“This [APP] was intended to be a gradual process, however, COVID presented an opportunity to take advantage of a moment of collective trauma that we’re in and really reengineer this school, at a time where people are more willing to give up things that they would normally protect,” Peterson said.
Sarah Grunberg ’08, former lecturer in the Department of Sociology, and Sara-Maria Sorentino ’08 started a GoFundMe fundraiser March 1 called the “IC Alumni Action and Worker Support Fund.” The money raised will go toward resisting the APP and to the staff and faculty who are being impacted by the cuts. Of the money raised, 80% will go to the impacted faculty and staff and 20% will fund legal fees, movement building, materials and printing. The fundraiser also calls on the college’s leadership to stop all the layoffs; establish shared governance where students, faculty and staff have decision making power; bargain in good faith with the Contingent Faculty Union; and release a clear document outlining the college’s financial status.
Fae Dremock, assistant professor in the Department of Environmental Studies and Sciences, spoke about the departments getting slashed at the college. She said these decisions have cost her and many others a career. She said the process ignores curricular needs and institutional history, without faculty input.
Elijah Breton ’16 said it is necessary for alumni to have a say in these decisions. He expressed dissatisfaction with the Alumni Association Board of Directors. The alumni board works in an advisory capacity to help guide the college’s efforts to create strong ties between the alumni and the college. He said he thinks the alumni board’s role in these decisions and how they represent the alumni voice need to be examined.
“Simply put, they failed us,” Brenton said.
James Miranda, lecturer in the Department of Writing and chair of the Contingent Faculty Leadership Committee, said these decisions are a step toward mediocrity for the college.
“It’s the contingent faculty that are really taking the brunt of this, which is very sad seeing that this union was just formed in 2017 after extensive effort after many, many people who worked for years to make that union happen,” Miranda said. “It is now being essentially gutted by the school, the only faculty union on campus.”
The college is not eliminating tenured and tenure-eligible faculty, and according to Section 4.9.8 of the Ithaca College Policy Manual, terminations resulting from the discontinuation of a program will be done in the order of part-time per-course faculty, adjunct faculty, faculty employed by term appointments, non-tenure-track faculty, tenure-eligible faculty and tenured faculty.
He said the Contingent Faculty Leadership Committee has made requests to the college to aid terminated faculty members. He said it asked the administration to mention COVID-19 in the termination letter so that staff can get unemployment insurance sooner and to send the termination letters out in a timely fashion. He said it also requested that the college do anything it can to keep faculty members on H-1B visas, which allow people to work in the United States if they receive an offer of employment, so they would not be deported. He said they requested library and Netpass access so faculty can continue their research and write letters of recommendation for students and alumni.
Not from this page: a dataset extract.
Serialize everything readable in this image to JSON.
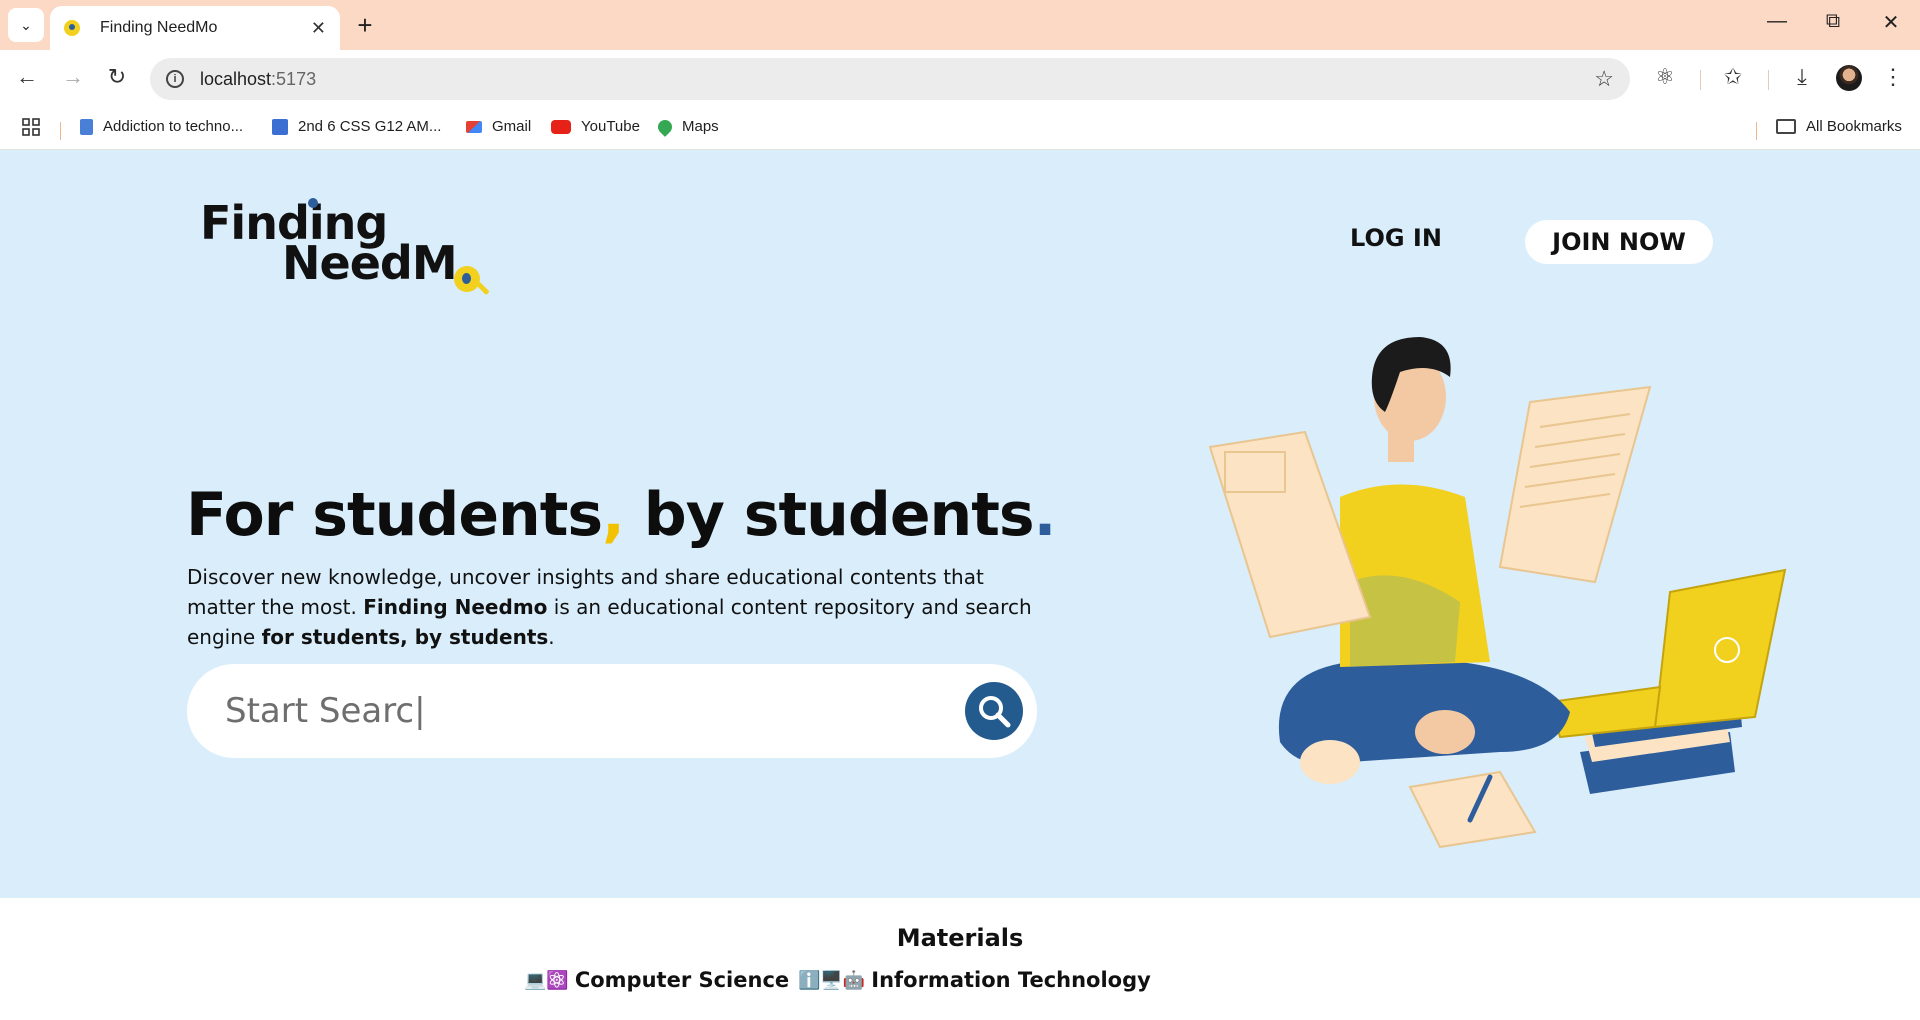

“We were told categorically no to every single request, categorically no because the answer was really, ‘We are not legally obligated to do that,’” Miranda said.
According to the FAQ section of the APP website, the Office of Human Resources worked with the Academic Program Prioritization Implementation Committee and the deans to create a resource guide for eliminated faculty members. This guide is only available to faculty members and includes information about health insurance, applying for unemployment benefits and future employment.
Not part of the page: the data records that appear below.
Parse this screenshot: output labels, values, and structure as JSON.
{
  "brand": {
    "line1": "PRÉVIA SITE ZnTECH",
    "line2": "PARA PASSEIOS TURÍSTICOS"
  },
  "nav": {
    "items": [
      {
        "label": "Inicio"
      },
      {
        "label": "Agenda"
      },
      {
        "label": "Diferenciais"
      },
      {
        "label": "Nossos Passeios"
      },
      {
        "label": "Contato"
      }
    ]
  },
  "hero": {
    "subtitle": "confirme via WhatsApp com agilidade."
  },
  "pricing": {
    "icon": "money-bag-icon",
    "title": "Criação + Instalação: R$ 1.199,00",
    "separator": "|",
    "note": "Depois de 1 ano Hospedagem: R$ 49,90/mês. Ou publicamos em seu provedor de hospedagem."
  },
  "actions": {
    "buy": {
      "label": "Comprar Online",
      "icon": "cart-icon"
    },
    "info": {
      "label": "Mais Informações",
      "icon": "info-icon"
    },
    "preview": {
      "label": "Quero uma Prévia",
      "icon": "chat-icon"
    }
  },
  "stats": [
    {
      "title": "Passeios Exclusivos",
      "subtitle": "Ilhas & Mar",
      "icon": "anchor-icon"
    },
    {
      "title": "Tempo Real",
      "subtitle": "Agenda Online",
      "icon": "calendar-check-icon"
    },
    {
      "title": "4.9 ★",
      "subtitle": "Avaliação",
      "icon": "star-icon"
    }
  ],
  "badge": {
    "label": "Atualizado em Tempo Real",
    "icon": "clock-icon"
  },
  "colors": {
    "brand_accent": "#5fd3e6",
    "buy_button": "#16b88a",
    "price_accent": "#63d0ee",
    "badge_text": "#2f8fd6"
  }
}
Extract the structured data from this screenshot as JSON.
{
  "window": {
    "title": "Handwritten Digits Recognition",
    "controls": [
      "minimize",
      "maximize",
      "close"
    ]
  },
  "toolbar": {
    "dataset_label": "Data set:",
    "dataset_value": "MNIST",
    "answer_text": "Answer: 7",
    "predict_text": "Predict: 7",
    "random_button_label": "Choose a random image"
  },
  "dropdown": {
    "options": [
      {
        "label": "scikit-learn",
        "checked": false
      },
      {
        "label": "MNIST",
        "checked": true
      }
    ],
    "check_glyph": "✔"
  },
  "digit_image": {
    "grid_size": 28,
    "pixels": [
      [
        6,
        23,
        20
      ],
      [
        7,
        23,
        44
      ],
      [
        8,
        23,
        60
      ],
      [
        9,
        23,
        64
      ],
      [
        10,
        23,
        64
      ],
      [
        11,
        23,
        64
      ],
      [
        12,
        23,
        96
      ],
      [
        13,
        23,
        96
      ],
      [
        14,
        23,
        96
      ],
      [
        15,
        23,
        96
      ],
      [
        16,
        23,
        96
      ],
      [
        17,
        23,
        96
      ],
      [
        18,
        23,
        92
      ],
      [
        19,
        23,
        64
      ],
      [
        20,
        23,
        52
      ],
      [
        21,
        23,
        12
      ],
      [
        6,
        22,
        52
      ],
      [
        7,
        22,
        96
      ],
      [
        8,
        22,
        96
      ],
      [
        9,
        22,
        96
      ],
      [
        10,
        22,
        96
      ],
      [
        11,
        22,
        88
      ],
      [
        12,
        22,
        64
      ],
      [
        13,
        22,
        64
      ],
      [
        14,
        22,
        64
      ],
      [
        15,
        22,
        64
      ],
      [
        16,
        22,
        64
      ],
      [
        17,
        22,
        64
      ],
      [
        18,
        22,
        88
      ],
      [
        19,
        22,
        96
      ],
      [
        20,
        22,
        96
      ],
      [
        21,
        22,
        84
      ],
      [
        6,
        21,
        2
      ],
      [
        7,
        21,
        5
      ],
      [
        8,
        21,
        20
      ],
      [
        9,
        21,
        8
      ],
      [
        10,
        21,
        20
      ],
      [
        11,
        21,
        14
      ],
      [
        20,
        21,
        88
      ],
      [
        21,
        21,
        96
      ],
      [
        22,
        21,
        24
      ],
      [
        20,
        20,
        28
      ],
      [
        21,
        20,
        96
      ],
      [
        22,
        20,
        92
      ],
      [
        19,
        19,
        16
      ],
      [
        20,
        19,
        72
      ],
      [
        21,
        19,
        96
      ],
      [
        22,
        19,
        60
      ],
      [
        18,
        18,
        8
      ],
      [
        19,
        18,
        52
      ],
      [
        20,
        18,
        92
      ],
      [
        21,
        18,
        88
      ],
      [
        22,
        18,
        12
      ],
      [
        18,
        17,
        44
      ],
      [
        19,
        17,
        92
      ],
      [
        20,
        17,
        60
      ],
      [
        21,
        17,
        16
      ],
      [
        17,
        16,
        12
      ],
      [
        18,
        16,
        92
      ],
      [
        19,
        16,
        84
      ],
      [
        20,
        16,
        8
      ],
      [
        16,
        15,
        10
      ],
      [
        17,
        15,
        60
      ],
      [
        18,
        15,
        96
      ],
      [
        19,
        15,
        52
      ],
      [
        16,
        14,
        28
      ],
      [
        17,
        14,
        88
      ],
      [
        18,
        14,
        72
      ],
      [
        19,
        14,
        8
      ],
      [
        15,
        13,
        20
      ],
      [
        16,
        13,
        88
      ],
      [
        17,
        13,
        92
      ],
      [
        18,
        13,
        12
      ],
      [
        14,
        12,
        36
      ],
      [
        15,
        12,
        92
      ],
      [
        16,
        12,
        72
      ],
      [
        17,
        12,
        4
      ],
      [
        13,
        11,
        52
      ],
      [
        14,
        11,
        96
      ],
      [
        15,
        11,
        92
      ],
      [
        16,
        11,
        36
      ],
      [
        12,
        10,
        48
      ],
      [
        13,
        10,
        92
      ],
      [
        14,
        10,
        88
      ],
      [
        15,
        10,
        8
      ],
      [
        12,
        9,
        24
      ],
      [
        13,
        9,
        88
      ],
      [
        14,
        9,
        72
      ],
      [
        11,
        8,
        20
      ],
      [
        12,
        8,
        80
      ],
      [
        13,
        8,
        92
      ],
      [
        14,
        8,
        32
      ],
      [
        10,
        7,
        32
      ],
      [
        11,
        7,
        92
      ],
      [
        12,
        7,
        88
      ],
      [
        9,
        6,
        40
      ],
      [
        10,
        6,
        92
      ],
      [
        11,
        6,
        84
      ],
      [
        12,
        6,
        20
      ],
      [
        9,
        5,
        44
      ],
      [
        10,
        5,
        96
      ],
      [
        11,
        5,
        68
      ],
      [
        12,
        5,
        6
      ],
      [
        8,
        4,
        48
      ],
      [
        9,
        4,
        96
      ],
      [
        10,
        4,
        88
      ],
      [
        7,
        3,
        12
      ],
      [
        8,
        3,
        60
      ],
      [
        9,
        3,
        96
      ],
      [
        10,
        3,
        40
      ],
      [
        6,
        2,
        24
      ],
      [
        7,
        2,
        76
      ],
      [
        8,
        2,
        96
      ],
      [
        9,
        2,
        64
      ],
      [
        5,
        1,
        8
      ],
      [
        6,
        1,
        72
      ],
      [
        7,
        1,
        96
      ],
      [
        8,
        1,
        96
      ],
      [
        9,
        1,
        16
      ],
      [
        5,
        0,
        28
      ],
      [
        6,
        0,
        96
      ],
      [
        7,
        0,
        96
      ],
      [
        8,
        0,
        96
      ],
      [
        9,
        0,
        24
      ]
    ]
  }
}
Mary Bentley, associate professor in the Department of Health Promotion and Physical Education and vice president of the IC AAUP, said she appreciates the voice the group has created. The IC AAUP is an advocacy body open to all faculty, regardless of rank or appointment. She said she believes that faculty are afraid.
“This is pretty classic disaster pimping,” Bentley said.